Out of the living voice of Jesus, we hear parables.
Listening to them is like listening to the murmur of the spring, the initial, fresh, springing moment of the Gospel. The parables are not an afterthought or an exception but the highest, most brilliant, refined tip of Jesus’ language.
He loved the lake, the wheat fields, the expanse of ears of corn and poppies, the sparrows in flight, and the fig tree.
Through his observations of life, he created parables that helped people understand the Gospel. He transformed stories of life into stories of God, revealing that “in everything is sown a syllable of the Word of God.” (Laudato Si’).
The sower went out to sow. Jesus imagines history, creation, and the kingdom as a great sowing: it is all a sowing, a flying of wheat in the wind, the earth, and the heart.
And here, the sower, who may seem clueless because some of the seed falls on stones and brambles and road, is a highly sensitive sower who embraces the imperfection of the world’s field. No one is discriminated against, and no one is excluded from the divine sowing. We are all dry, thorny, wounded, and dull, yet our imperfect humanity is also a clod of good soil, always fit to give life to God’s seeds.

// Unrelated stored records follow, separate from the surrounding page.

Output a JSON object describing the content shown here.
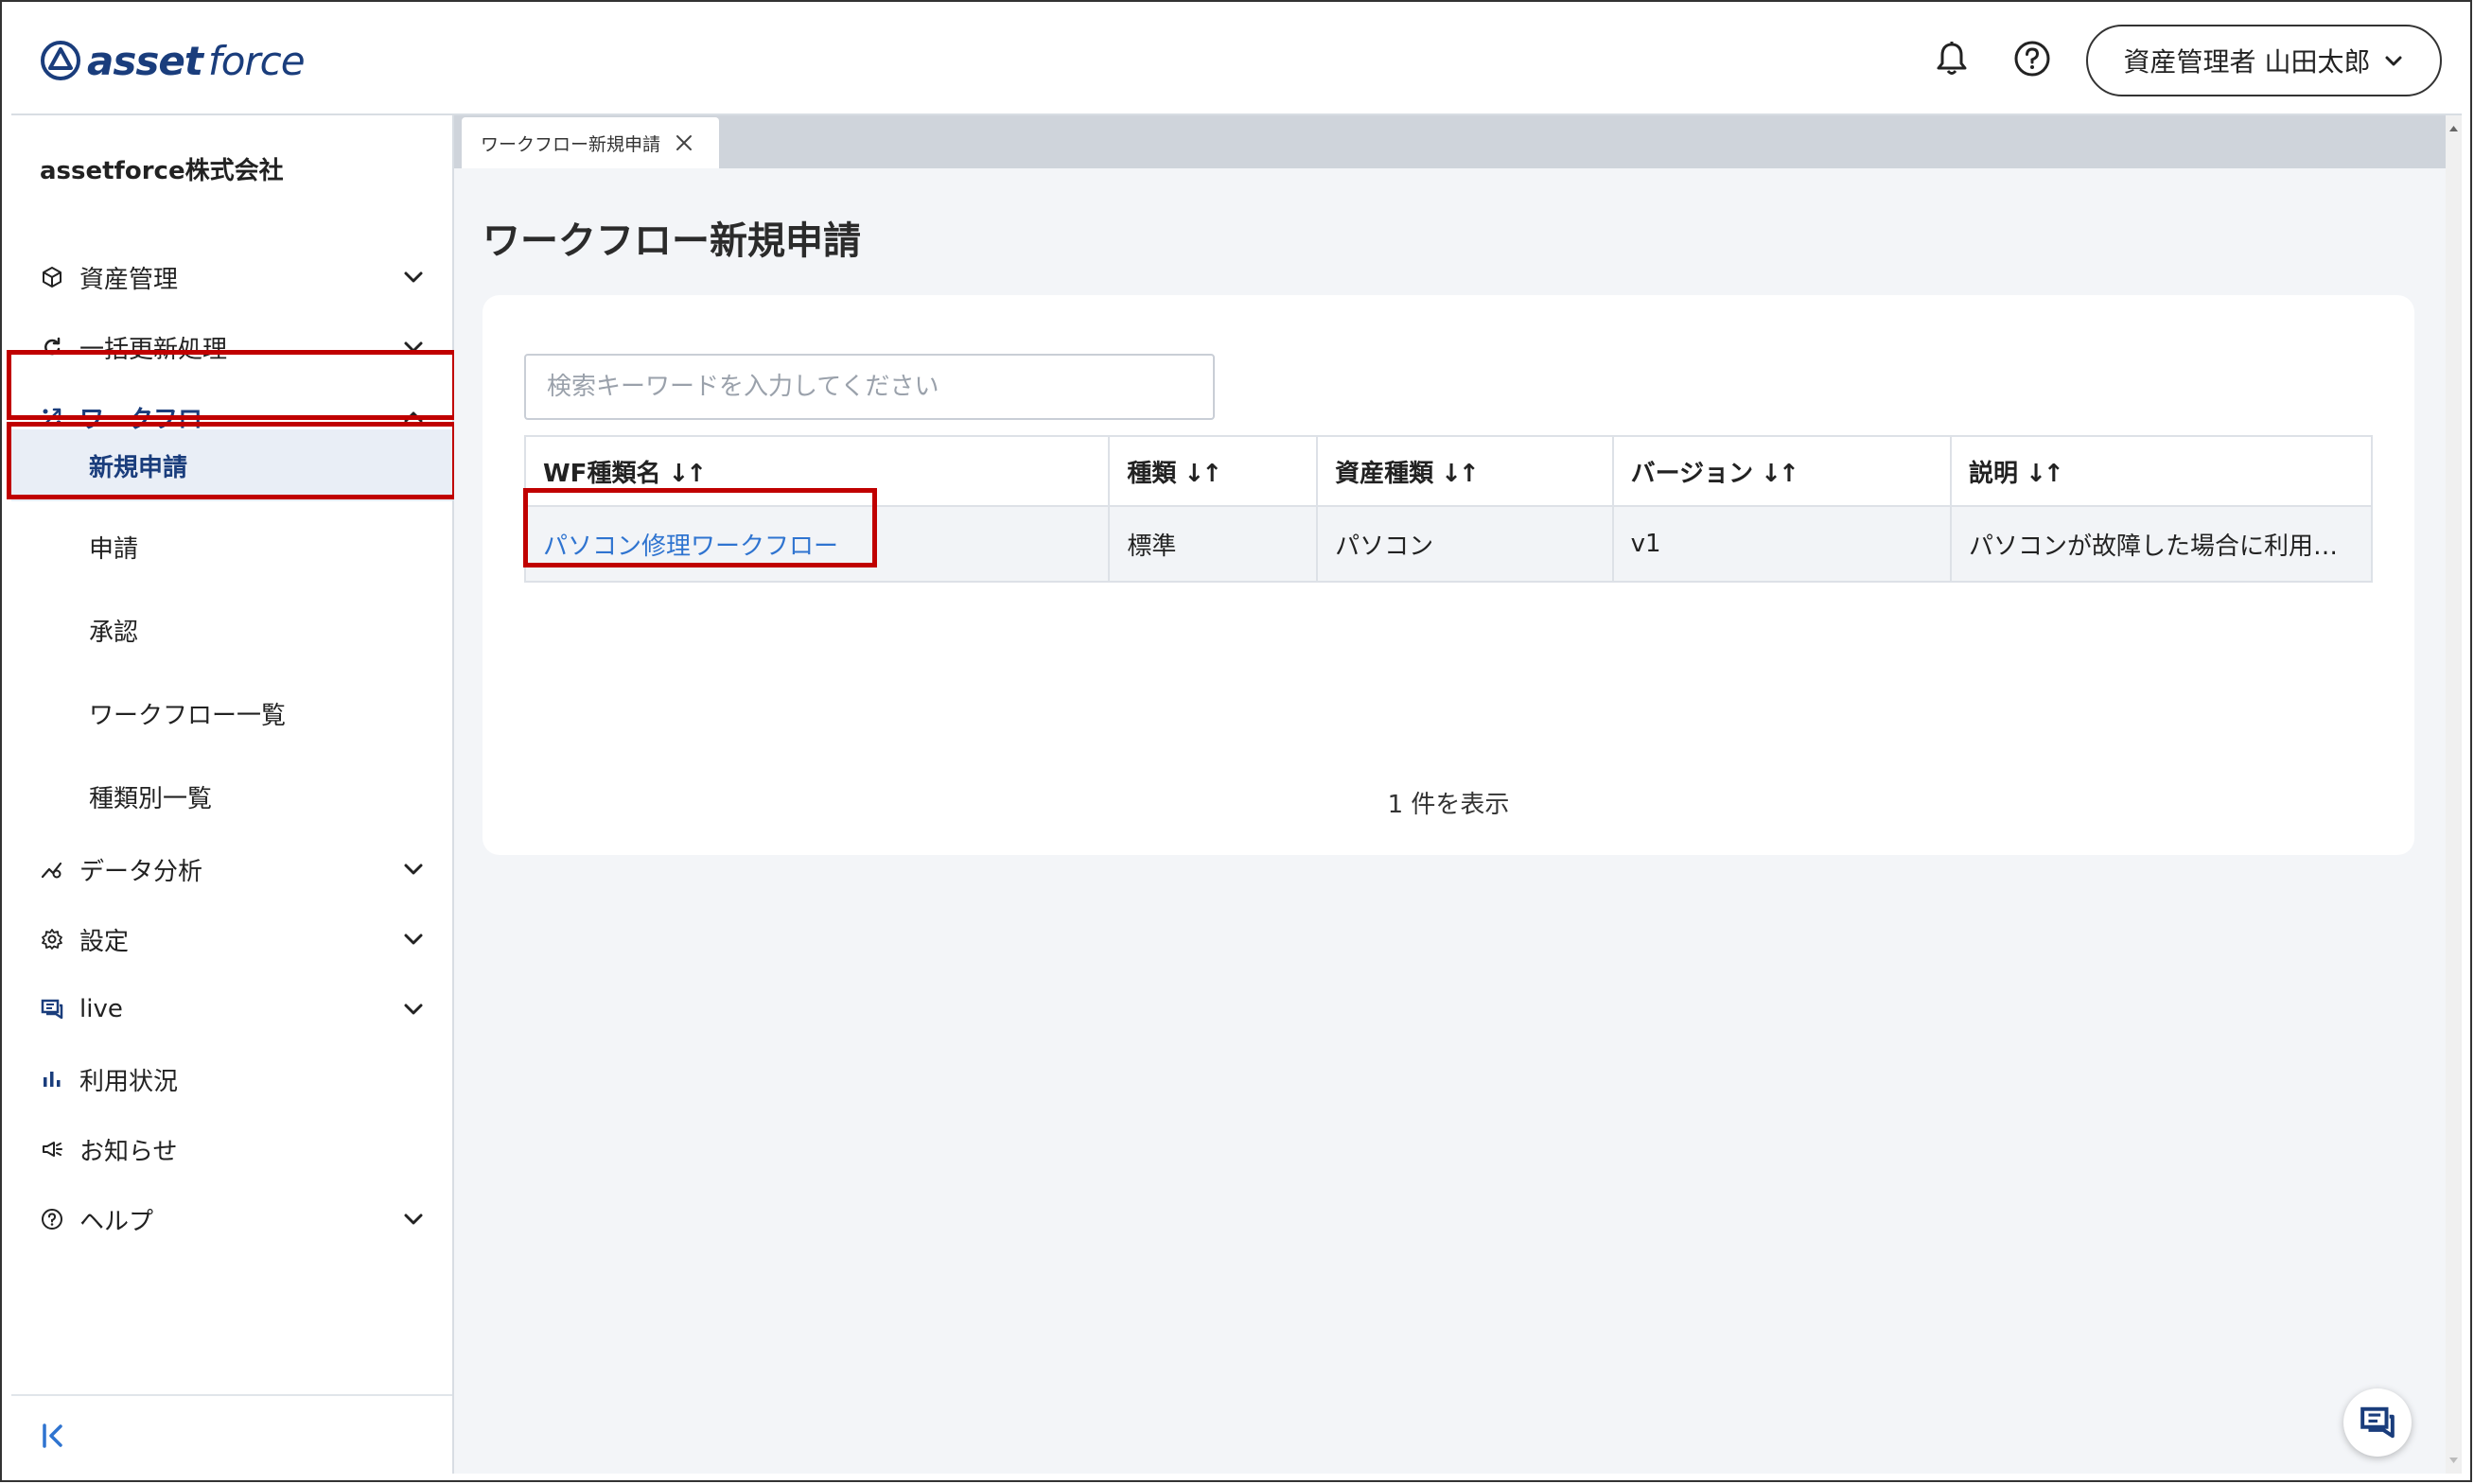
{
  "header": {
    "logo_asset": "asset",
    "logo_force": "force",
    "user_label": "資産管理者 山田太郎",
    "icons": [
      "bell-icon",
      "help-circle-icon",
      "chevron-down-icon"
    ]
  },
  "sidebar": {
    "company": "assetforce株式会社",
    "items": [
      {
        "label": "資産管理",
        "icon": "cube-icon"
      },
      {
        "label": "一括更新処理",
        "icon": "refresh-icon"
      },
      {
        "label": "ワークフロー",
        "icon": "workflow-icon"
      },
      {
        "label": "データ分析",
        "icon": "analytics-icon"
      },
      {
        "label": "設定",
        "icon": "gear-icon"
      },
      {
        "label": "live",
        "icon": "live-chat-icon"
      },
      {
        "label": "利用状況",
        "icon": "bar-chart-icon"
      },
      {
        "label": "お知らせ",
        "icon": "megaphone-icon"
      },
      {
        "label": "ヘルプ",
        "icon": "help-circle-icon"
      }
    ],
    "workflow_sub": [
      "新規申請",
      "申請",
      "承認",
      "ワークフロー一覧",
      "種類別一覧"
    ]
  },
  "main": {
    "tab_label": "ワークフロー新規申請",
    "page_title": "ワークフロー新規申請",
    "search_placeholder": "検索キーワードを入力してください",
    "table": {
      "headers": [
        "WF種類名",
        "種類",
        "資産種類",
        "バージョン",
        "説明"
      ],
      "rows": [
        [
          "パソコン修理ワークフロー",
          "標準",
          "パソコン",
          "v1",
          "パソコンが故障した場合に利用…"
        ]
      ]
    },
    "count_text": "1 件を表示"
  },
  "colors": {
    "brand": "#1a3d7c",
    "link": "#2f74d0",
    "highlight": "#c00000",
    "selected_bg": "#e9eef6"
  }
}
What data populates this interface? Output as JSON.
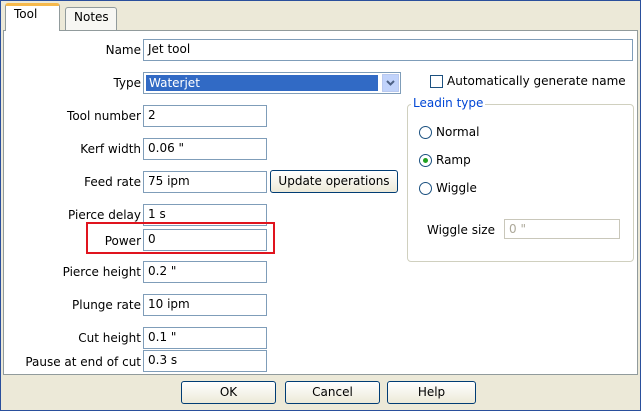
{
  "tabs": [
    {
      "label": "Tool"
    },
    {
      "label": "Notes"
    }
  ],
  "fields": {
    "name": {
      "label": "Name",
      "value": "Jet tool"
    },
    "type": {
      "label": "Type",
      "value": "Waterjet"
    },
    "tool_number": {
      "label": "Tool number",
      "value": "2"
    },
    "kerf_width": {
      "label": "Kerf width",
      "value": "0.06 \""
    },
    "feed_rate": {
      "label": "Feed rate",
      "value": "75 ipm"
    },
    "pierce_delay": {
      "label": "Pierce delay",
      "value": "1 s"
    },
    "power": {
      "label": "Power",
      "value": "0"
    },
    "pierce_height": {
      "label": "Pierce height",
      "value": "0.2 \""
    },
    "plunge_rate": {
      "label": "Plunge rate",
      "value": "10 ipm"
    },
    "cut_height": {
      "label": "Cut height",
      "value": "0.1 \""
    },
    "pause_end": {
      "label": "Pause at end of cut",
      "value": "0.3 s"
    }
  },
  "update_operations_label": "Update operations",
  "auto_name": {
    "label": "Automatically generate name",
    "checked": false
  },
  "leadin": {
    "title": "Leadin type",
    "options": [
      {
        "label": "Normal",
        "selected": false
      },
      {
        "label": "Ramp",
        "selected": true
      },
      {
        "label": "Wiggle",
        "selected": false
      }
    ],
    "wiggle_size": {
      "label": "Wiggle size",
      "value": "0 \""
    }
  },
  "buttons": {
    "ok": "OK",
    "cancel": "Cancel",
    "help": "Help"
  },
  "colors": {
    "highlight": "#e0141e",
    "selection": "#316ac5",
    "group_title": "#0046d5"
  }
}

Jesus tells of the beauty of a God who comes not as the reaper of our few harvests but as the tireless grower amid our pains and barrenness, and He will make my life good, essential soil, a cradle of divine blessings to come.